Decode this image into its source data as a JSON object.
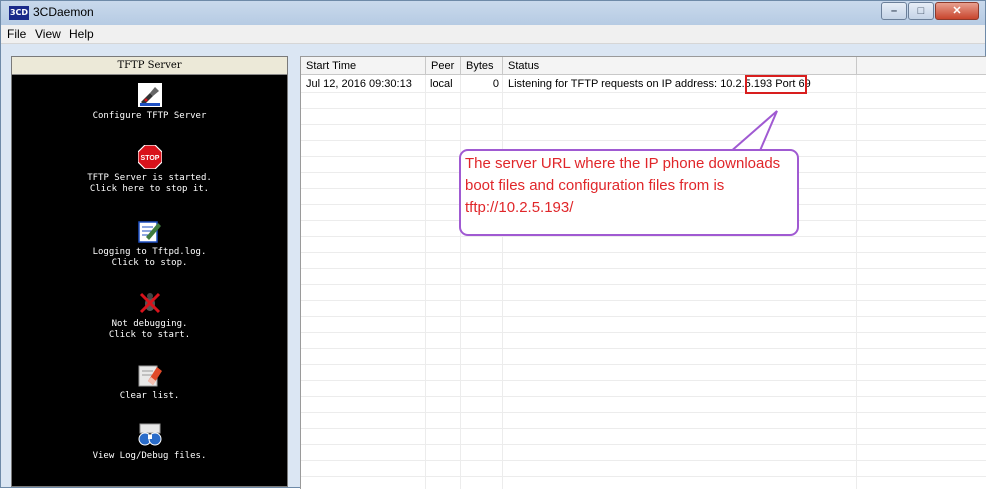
{
  "window": {
    "title": "3CDaemon",
    "app_icon_text": "3CD"
  },
  "menu": {
    "items": [
      "File",
      "View",
      "Help"
    ]
  },
  "left_panel": {
    "header": "TFTP Server",
    "actions": [
      {
        "icon": "configure-icon",
        "lines": [
          "Configure TFTP Server"
        ]
      },
      {
        "icon": "stop-sign-icon",
        "lines": [
          "TFTP Server is started.",
          "Click here to stop it."
        ],
        "icon_text": "STOP"
      },
      {
        "icon": "log-pencil-icon",
        "lines": [
          "Logging to Tftpd.log.",
          "Click to stop."
        ]
      },
      {
        "icon": "bug-icon",
        "lines": [
          "Not debugging.",
          "Click to start."
        ]
      },
      {
        "icon": "eraser-icon",
        "lines": [
          "Clear list."
        ]
      },
      {
        "icon": "binoculars-icon",
        "lines": [
          "View Log/Debug files."
        ]
      }
    ]
  },
  "table": {
    "columns": [
      "Start Time",
      "Peer",
      "Bytes",
      "Status"
    ],
    "rows": [
      {
        "start_time": "Jul 12, 2016 09:30:13",
        "peer": "local",
        "bytes": "0",
        "status_prefix": "Listening for TFTP requests on IP address:",
        "ip": "10.2.5.193",
        "status_suffix": "Port 69"
      }
    ]
  },
  "callout": {
    "text": "The server URL where the IP phone downloads boot files and configuration files from is tftp://10.2.5.193/",
    "border_color": "#a05ad2",
    "text_color": "#e0262a"
  },
  "colors": {
    "highlight_box": "#d81e1e",
    "panel_bg": "#000000"
  }
}
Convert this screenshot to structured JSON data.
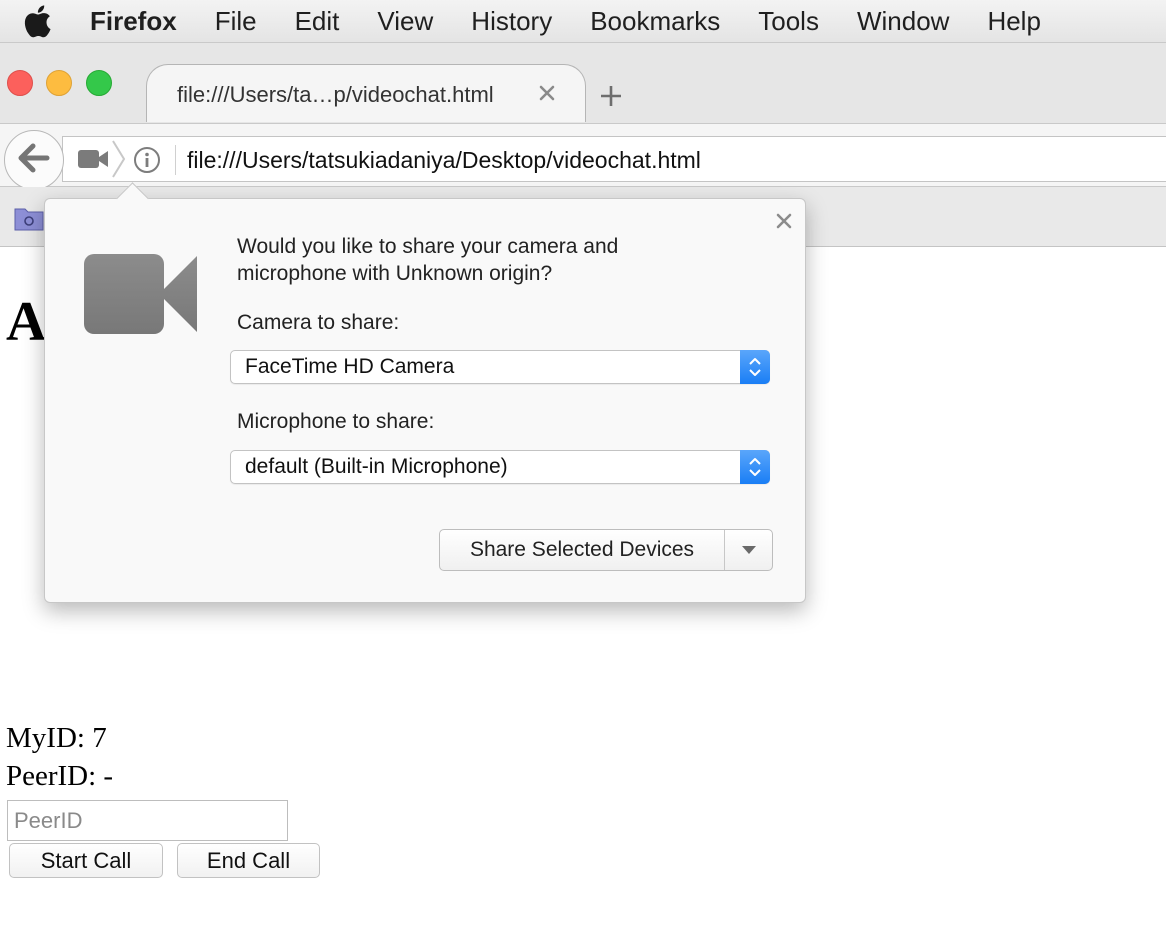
{
  "menubar": {
    "app_name": "Firefox",
    "items": [
      "File",
      "Edit",
      "View",
      "History",
      "Bookmarks",
      "Tools",
      "Window",
      "Help"
    ]
  },
  "tab": {
    "title": "file:///Users/ta…p/videochat.html"
  },
  "url": "file:///Users/tatsukiadaniya/Desktop/videochat.html",
  "page": {
    "heading": "A",
    "my_id": "MyID: 7",
    "peer_id": "PeerID: -",
    "peer_input_placeholder": "PeerID",
    "start_call_label": "Start Call",
    "end_call_label": "End Call"
  },
  "popup": {
    "question": "Would you like to share your camera and microphone with Unknown origin?",
    "camera_label": "Camera to share:",
    "camera_value": "FaceTime HD Camera",
    "microphone_label": "Microphone to share:",
    "microphone_value": "default (Built-in Microphone)",
    "share_button_label": "Share Selected Devices"
  },
  "colors": {
    "accent": "#1a7ef5",
    "traffic_close": "#fc605c",
    "traffic_minimize": "#fdbc40",
    "traffic_maximize": "#34c84a"
  },
  "icons": [
    "apple-icon",
    "camera-icon",
    "info-icon",
    "close-icon",
    "plus-icon",
    "back-arrow-icon",
    "bookmarks-folder-icon",
    "chevron-down-icon",
    "stepper-icon"
  ]
}
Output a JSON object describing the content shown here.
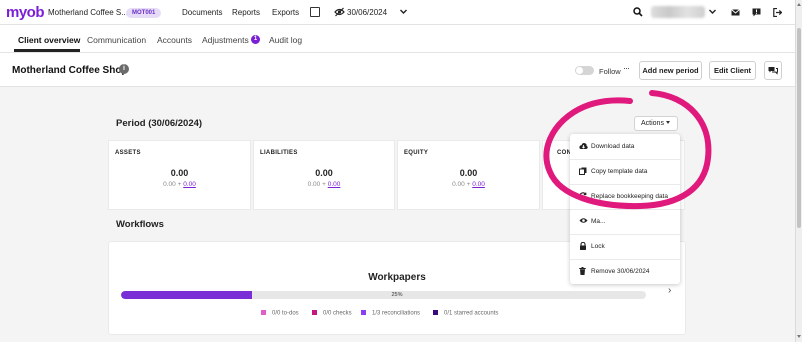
{
  "topnav": {
    "logo": "myob",
    "client_name": "Motherland Coffee S...",
    "client_code": "MOT001",
    "links": [
      "Documents",
      "Reports",
      "Exports"
    ],
    "date": "30/06/2024"
  },
  "tabs": [
    {
      "label": "Client overview",
      "active": true
    },
    {
      "label": "Communication"
    },
    {
      "label": "Accounts"
    },
    {
      "label": "Adjustments",
      "badge": "1"
    },
    {
      "label": "Audit log"
    }
  ],
  "header": {
    "title": "Motherland Coffee Shop",
    "follow_label": "Follow",
    "more_label": "···",
    "add_period_label": "Add new period",
    "edit_client_label": "Edit Client"
  },
  "period": {
    "title": "Period (30/06/2024)",
    "actions_label": "Actions",
    "stats": [
      {
        "label": "ASSETS",
        "value": "0.00",
        "sub_base": "0.00",
        "sub_plus": "+",
        "sub_link": "0.00"
      },
      {
        "label": "LIABILITIES",
        "value": "0.00",
        "sub_base": "0.00",
        "sub_plus": "+",
        "sub_link": "0.00"
      },
      {
        "label": "EQUITY",
        "value": "0.00",
        "sub_base": "0.00",
        "sub_plus": "+",
        "sub_link": "0.00"
      },
      {
        "label": "CON",
        "value": "",
        "sub_base": "",
        "sub_plus": "",
        "sub_link": ""
      }
    ]
  },
  "workflows": {
    "title": "Workflows",
    "workpapers_title": "Workpapers",
    "progress": 0.25,
    "progress_label": "25%",
    "legend": [
      {
        "label": "0/0 to-dos",
        "color": "#e05fc7"
      },
      {
        "label": "0/0 checks",
        "color": "#c2187f"
      },
      {
        "label": "1/3 reconciliations",
        "color": "#8a3ff0"
      },
      {
        "label": "0/1 starred accounts",
        "color": "#3a0a7d"
      }
    ],
    "next_label": "›"
  },
  "actions_menu": {
    "items": [
      {
        "label": "Download data",
        "icon": "cloud-download-icon"
      },
      {
        "label": "Copy template data",
        "icon": "copy-icon"
      },
      {
        "label": "Replace bookkeeping data",
        "icon": "refresh-icon"
      },
      {
        "label": "Ma...",
        "icon": "eye-icon"
      },
      {
        "label": "Lock",
        "icon": "lock-icon"
      },
      {
        "label": "Remove 30/06/2024",
        "icon": "trash-icon"
      }
    ]
  },
  "colors": {
    "brand": "#7b1fd6",
    "highlight": "#e0197d",
    "progress": "#7a2fd6"
  }
}
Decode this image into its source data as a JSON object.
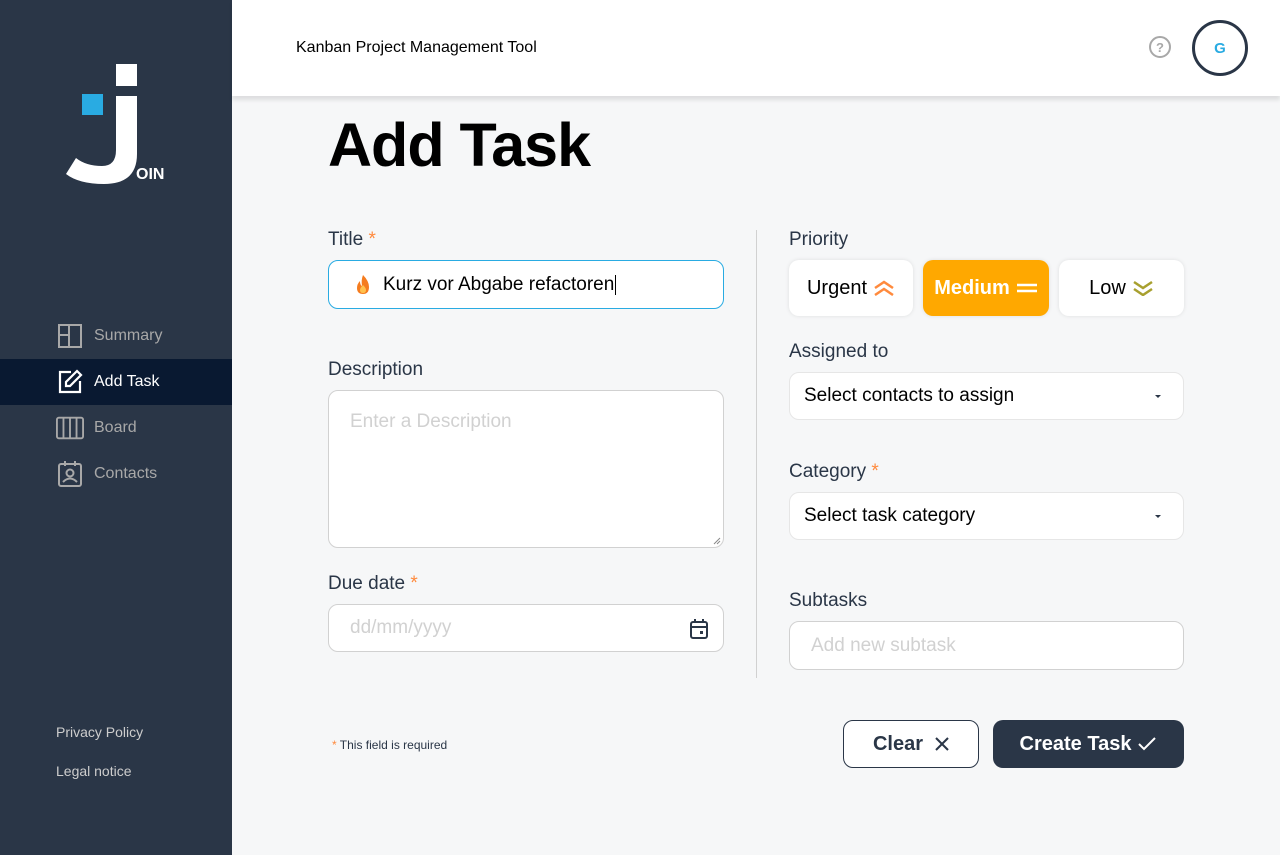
{
  "header": {
    "app_title": "Kanban Project Management Tool",
    "help_icon": "help-icon",
    "help_glyph": "?",
    "avatar_initial": "G"
  },
  "sidebar": {
    "logo_text": "OIN",
    "items": [
      {
        "label": "Summary",
        "icon": "summary-icon",
        "active": false
      },
      {
        "label": "Add Task",
        "icon": "edit-icon",
        "active": true
      },
      {
        "label": "Board",
        "icon": "board-icon",
        "active": false
      },
      {
        "label": "Contacts",
        "icon": "contacts-icon",
        "active": false
      }
    ],
    "footer": {
      "privacy": "Privacy Policy",
      "legal": "Legal notice"
    }
  },
  "main": {
    "page_title": "Add Task",
    "title_label": "Title",
    "title_value": "Kurz vor Abgabe refactoren",
    "title_emoji_icon": "fire-icon",
    "description_label": "Description",
    "description_placeholder": "Enter a Description",
    "due_label": "Due date",
    "due_placeholder": "dd/mm/yyyy",
    "priority_label": "Priority",
    "priority": {
      "urgent": "Urgent",
      "medium": "Medium",
      "low": "Low",
      "selected": "Medium"
    },
    "assigned_label": "Assigned to",
    "assigned_value": "Select contacts to assign",
    "category_label": "Category",
    "category_value": "Select task category",
    "subtasks_label": "Subtasks",
    "subtask_placeholder": "Add new subtask",
    "required_star": "*",
    "required_note": "This field is required",
    "clear_label": "Clear",
    "create_label": "Create Task"
  },
  "colors": {
    "sidebar_bg": "#2a3647",
    "active_nav_bg": "#091931",
    "accent_blue": "#29abe2",
    "urgent": "#ff8a3d",
    "medium": "#ffa800",
    "low": "#a8a02f",
    "required": "#ff8a3d"
  }
}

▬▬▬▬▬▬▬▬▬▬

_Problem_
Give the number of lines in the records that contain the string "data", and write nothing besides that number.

_Completed task_
6